In response to virtually the same question, Romney asserted that his number one priority was not “keeping tax rates down,” but avoiding increases to the deficit. “My number-one principle is, there will be no tax cut that adds to the deficit,” Romney said during the first presidential debate.

10/3/12: Romney Proposes A New Idea — It Still Doesn’t Work
Ahead of the debate, Romney floats a new idea to pay for his plan: he will cap the amount of deductions each taxpayer can use at $17,000. This proposal would still fall well short of paying for Romney’s plan, according to TPC. And worse, it could curtail deductions for housing and health care that benefit the middle class.

10/3/12: Romney Walks Back His Own Support
In the first presidential debate, Romney seems to walk back support for his own tax plan. When President Obama criticizes the plan for adding to the deficit or raising taxes on the middle class, Romney says he would “absolutely not” support such a plan. Seemingly ignoring TPC, an AEI expert, and his own adviser, he then reasserts that his plan will cut tax rates by 20 percent and adhere to three principles: it will not add to the deficit, it will not cut taxes on the rich, and it will not raise taxes on the middle class.

10/3/12: Romney’s Web Site Debunks His Own Claims About The Wealthy
Romney’s campaign web site refutes his debate claim that he won’t cut taxes on the rich.

10/9/12: Romney Tweaks His Newest Idea, Making His Tax Math Even ‘Fuzzier’
On CNN, Romney adopts the idea to cap tax deductions he proposed just a week earlier. Instead of capping deductions at $17,000, he’ll now cap them at either $25,000 or $50,000. As the Washington Post’s Suzy Khimm notes, though, this makes the math of Romney’s tax plan even harder to work out. Placing the cap at $25,000, the Tax Policy Center found, would make it possible to avoid raising taxes on the middle class. It would also generate significantly less revenue.
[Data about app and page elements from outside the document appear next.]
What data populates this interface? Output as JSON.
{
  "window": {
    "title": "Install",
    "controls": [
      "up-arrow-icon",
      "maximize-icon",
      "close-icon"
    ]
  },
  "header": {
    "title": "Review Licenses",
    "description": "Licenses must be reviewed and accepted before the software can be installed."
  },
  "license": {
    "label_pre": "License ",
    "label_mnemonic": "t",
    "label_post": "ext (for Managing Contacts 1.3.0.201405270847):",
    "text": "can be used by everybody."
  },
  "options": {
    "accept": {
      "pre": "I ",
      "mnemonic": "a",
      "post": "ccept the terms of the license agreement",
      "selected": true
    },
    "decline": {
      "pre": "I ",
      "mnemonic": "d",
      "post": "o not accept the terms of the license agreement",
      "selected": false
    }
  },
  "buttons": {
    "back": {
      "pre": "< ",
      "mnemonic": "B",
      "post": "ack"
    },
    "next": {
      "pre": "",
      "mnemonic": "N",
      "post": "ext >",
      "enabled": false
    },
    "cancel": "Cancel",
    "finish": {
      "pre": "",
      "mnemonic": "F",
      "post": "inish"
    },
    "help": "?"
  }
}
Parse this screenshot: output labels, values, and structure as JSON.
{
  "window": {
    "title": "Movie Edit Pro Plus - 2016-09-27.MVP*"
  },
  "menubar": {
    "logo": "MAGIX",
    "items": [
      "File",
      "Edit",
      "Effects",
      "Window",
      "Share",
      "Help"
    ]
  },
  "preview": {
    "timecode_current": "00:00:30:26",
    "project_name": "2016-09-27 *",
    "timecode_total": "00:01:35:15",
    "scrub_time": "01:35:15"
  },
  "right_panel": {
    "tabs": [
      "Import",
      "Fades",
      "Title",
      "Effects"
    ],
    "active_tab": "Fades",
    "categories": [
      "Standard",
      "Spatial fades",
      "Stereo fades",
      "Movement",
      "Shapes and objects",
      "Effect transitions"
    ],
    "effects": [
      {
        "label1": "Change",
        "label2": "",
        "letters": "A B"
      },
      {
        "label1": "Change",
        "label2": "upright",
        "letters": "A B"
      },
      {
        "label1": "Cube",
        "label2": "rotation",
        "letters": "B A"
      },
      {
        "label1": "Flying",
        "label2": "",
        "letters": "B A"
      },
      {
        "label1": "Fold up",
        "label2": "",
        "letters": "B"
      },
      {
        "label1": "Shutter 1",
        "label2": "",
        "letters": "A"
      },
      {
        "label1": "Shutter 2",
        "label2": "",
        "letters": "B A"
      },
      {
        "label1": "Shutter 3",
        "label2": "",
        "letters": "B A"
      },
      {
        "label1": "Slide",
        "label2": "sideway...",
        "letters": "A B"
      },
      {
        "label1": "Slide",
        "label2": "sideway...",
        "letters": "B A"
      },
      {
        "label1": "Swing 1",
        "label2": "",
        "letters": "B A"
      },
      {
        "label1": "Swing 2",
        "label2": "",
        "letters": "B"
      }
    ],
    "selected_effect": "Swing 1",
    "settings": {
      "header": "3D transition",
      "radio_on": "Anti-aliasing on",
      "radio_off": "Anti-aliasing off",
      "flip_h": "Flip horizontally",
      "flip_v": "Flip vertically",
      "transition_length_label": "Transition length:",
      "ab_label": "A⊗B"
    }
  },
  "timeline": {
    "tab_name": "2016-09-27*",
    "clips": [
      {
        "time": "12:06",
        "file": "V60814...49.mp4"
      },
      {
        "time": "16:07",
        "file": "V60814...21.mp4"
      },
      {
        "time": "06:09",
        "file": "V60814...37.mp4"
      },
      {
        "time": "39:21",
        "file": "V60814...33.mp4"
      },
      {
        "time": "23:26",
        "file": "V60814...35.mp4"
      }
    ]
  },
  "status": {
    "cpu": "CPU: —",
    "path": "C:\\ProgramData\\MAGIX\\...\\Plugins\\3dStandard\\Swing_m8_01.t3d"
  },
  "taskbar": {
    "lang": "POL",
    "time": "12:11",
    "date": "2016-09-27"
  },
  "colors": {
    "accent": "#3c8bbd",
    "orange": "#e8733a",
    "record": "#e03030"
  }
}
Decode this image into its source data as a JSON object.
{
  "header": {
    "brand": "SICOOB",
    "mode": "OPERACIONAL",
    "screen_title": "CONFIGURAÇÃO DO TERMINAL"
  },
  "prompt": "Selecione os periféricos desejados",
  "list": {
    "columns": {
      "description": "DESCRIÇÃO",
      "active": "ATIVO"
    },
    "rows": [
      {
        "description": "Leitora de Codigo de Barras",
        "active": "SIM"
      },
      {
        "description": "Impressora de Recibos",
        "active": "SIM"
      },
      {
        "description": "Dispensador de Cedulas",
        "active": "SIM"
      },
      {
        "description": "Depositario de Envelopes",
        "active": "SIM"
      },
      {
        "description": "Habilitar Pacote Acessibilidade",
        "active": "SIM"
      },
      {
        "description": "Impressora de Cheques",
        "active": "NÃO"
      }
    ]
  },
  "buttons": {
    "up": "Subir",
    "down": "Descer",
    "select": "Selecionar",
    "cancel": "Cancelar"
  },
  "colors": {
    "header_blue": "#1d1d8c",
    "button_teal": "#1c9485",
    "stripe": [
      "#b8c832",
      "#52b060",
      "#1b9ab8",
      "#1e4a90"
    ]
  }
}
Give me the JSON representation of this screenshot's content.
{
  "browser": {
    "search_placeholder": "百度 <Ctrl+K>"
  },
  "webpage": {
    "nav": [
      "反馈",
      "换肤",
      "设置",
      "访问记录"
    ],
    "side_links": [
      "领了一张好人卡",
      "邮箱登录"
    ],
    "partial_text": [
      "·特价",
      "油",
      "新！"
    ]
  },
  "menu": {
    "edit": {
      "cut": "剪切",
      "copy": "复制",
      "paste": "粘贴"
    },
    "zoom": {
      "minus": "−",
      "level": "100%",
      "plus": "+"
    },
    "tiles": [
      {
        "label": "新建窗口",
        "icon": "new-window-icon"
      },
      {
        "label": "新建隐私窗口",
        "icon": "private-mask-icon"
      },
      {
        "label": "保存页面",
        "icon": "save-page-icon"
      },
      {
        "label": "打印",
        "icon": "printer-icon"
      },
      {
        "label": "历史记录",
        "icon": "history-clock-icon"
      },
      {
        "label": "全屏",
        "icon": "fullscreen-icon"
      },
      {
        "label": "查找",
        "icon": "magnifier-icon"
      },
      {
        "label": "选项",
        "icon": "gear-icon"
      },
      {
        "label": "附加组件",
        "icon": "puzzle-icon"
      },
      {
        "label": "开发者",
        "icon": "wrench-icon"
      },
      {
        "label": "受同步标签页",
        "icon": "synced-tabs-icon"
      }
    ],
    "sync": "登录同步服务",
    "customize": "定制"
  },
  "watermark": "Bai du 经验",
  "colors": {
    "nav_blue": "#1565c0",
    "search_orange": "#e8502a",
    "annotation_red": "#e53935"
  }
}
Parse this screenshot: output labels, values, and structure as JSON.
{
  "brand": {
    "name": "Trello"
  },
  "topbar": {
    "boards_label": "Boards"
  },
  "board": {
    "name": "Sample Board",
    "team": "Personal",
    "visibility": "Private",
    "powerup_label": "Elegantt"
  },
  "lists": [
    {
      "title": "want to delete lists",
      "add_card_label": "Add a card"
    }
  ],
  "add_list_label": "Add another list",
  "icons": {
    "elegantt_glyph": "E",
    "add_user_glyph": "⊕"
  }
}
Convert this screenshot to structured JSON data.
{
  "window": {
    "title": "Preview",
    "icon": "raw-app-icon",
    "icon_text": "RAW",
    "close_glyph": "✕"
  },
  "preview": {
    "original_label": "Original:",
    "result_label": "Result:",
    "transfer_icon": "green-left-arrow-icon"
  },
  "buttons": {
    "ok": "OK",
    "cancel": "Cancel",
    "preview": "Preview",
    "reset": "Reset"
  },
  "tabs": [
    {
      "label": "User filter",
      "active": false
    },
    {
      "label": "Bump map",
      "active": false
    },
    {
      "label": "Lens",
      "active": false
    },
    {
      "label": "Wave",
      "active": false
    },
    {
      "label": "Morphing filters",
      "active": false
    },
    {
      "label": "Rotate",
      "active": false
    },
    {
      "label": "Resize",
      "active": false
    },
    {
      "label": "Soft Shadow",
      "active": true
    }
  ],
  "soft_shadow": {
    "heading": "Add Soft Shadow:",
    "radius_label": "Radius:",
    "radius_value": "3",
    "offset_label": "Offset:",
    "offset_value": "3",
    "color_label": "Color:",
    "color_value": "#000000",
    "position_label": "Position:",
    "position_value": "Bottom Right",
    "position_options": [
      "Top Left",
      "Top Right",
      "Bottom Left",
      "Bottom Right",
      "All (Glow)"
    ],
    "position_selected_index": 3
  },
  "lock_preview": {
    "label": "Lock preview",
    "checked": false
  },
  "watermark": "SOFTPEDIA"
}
Placing it at $50,000, though, would render it irrelevant, since even taxpayers in the top 1 percent averaged only $43,208 in deductions last year.

10/9/12: Romney Needs “Flexibility”
Romney admits to the Des Moines Register that he will need “flexibility” to make his tax plan add up. At this point, it is no longer clear what tax plan Romney actually supports.

From thinkprogress